Female Maturity [2]  20 years
Male Maturity [1]  10 years
Maximum Longevity [2]  41 years
Migration [3]  Catadromous

Ecoregions

Name Countries Ecozone Biome Species Report Climate Land
Use
Eastern Coastal Australia Australia Australasia Tropical and Subtropical Coastal Rivers    

Protected Areas

Name IUCN Category Area acres Location Species Website Climate Land Use
Shoalwater and Corio Bays Area Ramsar Site   Queensland, Australia

Prey / Diet

Anguilla australis (Shortfin eel)[4]
Litoria lesueurii (Lesueur's tree frog)[5]
Tandanus tandanus (Tandan catfish)[4]

Predators

Ephippiorhynchus asiaticus australis (Black-necked Stork)[6]

Consumers

Parasitized by 
Anguillicola australiensis[7]
Austrohalipegus anguillicola[8]
Epieimeria anguillae <Unverified Name>[7]
Goezia fluviatalis <Unverified Name>[8]
Gyrodactylus anguillae[8]
Hedruris spinigera[8]
Heliconema brevispiculum <Unverified Name>[8]
Opecoelus variabilis[8]
Paracardicoloides yamagutii[8]
Pavlovskioides pearsoni[8]
Philometroides anguillae <Unverified Name>[8]
Phyllodistomum magnificum <Unverified Name>[8]
Pseudodactylogyrus anguillae[8]
Pseudodactylogyrus bini[8]
Pseudophyllodistomum johnstoni <Unverified Name>[7]
Stegodexamene callista[8]
Telogaster opisthorchis[7]
Telosentis australiensis[8]
Tetracerasta blepta[8]
Trypanosoma anguillicola <Unverified Name>[7]
Tubulovesicula angusticauda[8]

Distribution

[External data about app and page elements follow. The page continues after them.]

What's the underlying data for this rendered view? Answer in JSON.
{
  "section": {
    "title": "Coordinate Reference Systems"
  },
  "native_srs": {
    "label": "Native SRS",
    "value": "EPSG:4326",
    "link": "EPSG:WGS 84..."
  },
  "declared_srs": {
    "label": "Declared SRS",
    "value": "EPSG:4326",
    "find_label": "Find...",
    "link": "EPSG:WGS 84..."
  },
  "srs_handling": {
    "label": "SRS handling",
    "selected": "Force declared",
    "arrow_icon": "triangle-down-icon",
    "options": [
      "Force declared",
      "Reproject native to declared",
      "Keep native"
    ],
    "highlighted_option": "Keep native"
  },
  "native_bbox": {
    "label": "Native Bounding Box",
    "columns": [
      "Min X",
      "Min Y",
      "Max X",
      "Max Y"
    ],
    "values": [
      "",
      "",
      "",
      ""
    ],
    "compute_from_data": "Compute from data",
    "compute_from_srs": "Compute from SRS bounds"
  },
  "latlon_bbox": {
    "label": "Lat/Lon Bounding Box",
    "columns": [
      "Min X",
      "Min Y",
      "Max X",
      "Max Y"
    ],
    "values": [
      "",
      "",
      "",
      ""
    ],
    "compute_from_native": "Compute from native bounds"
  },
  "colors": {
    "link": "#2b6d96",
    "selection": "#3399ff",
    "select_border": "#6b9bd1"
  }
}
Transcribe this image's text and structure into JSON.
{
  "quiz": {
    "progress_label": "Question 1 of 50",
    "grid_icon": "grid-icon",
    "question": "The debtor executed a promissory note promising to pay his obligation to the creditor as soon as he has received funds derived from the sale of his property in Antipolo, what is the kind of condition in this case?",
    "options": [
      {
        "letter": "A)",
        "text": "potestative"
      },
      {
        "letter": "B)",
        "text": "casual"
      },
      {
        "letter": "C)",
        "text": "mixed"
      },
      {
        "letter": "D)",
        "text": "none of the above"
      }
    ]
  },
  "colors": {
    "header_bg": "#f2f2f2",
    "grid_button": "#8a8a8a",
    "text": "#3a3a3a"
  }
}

Asia - Inland waters; Asia and Oceania: New Guinea, eastern Australia, including Tasmania, Lord Howe Island and New Caledonia.; Australia; Australian; Coral Sea and GBR; East Central Australian Shelf; East Timor; Indian Ocean; Indian Ocean, Eastern; Indonesia; Indonesian Sea; New Caledonia; New Zealand; North Australian Shelf; Northeast Australian Shelf; Northwest Australian Shelf; Oceania - Inland waters; Oriental; Pacific Ocean; Pacific, Southwest; Pacific, Western Central; Papua New Guinea;

Photos

Citations

Attributes / relations provided by
1de Magalhaes, J. P., and Costa, J. (2009) A database of vertebrate longevity records and their relation to other life-history traits. Journal of Evolutionary Biology 22(8):1770-1774
2Frimpong, E.A., and P. L. Angermeier. 2009. FishTraits: a database of ecological and life-history traits of freshwater fishes of the United States. Fisheries 34:487-495.
3Myers, P., R. Espinosa, C. S. Parr, T. Jones, G. S. Hammond, and T. A. Dewey. 2006. The Animal Diversity Web (online). Accessed February 01, 2010 at animaldiversity.org
4Jorrit H. Poelen, James D. Simons and Chris J. Mungall. (2014). Global Biotic Interactions: An open infrastructure to share and analyze species-interaction datasets. Ecological Informatics.
5Anurans as prey: an exploratory analysis and size relationships between predators and their prey, L. F. Toledo, R. S. Ribeiro & C. F. B. Haddad, Journal of Zoology 271 (2007) 170–177
6The feeding behaviour and diet of the Black-necked Stork Ephippiorhynchus asiaticus australis in northern New South Wales, Greg. P. Clancy, Corella, 2011, 36(1): 17-23
7Species Interactions of Australia Database, Atlas of Living Australia, Version ala-csv-2012-11-19
8Gibson, D. I., Bray, R. A., & Harris, E. A. (Compilers) (2005). Host-Parasite Database of the Natural History Museum, London
Ecoregions provided by World Wide Fund For Nature (WWF). WildFinder: Online database of species distributions, ver. 01.06 WWF WildFINDER
Images provided by Google Image Search
Abstract provided by DBpedia licensed under a Creative Commons License
Weather provided by NOAA METAR Data Access